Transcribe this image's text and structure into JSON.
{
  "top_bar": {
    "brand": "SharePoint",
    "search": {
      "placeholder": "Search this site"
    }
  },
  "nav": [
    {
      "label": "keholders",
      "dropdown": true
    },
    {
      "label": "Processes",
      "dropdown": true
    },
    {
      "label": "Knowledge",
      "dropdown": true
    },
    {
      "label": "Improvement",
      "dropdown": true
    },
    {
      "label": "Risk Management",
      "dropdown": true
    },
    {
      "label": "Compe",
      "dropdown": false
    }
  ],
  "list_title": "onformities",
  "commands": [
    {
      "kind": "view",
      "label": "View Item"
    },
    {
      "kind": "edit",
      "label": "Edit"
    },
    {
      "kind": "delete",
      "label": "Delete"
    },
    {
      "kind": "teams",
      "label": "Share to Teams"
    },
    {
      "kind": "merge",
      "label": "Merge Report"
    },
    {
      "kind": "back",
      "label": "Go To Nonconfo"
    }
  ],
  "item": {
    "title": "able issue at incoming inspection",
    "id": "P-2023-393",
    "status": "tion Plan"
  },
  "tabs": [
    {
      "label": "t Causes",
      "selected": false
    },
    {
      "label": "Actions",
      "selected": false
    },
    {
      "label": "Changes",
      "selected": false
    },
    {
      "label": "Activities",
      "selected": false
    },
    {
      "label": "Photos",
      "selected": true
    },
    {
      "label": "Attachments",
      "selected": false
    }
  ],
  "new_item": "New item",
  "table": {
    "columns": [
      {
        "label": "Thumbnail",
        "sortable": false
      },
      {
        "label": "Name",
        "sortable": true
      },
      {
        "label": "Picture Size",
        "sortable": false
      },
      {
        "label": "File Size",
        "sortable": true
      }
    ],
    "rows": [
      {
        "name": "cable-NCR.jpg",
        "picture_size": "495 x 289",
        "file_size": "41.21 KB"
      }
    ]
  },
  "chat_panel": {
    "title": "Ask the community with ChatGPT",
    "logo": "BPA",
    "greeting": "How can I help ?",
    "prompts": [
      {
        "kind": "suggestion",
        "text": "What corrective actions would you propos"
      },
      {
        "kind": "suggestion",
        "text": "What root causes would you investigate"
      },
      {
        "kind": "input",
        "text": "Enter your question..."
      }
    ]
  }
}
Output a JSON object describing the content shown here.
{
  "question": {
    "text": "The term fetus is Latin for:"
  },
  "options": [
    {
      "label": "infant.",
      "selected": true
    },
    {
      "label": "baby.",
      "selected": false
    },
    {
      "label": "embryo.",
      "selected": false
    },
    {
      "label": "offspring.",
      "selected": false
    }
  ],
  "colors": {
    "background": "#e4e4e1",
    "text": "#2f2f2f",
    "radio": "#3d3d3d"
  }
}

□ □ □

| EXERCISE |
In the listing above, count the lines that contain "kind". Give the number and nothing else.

| ANSWER SPACE |
9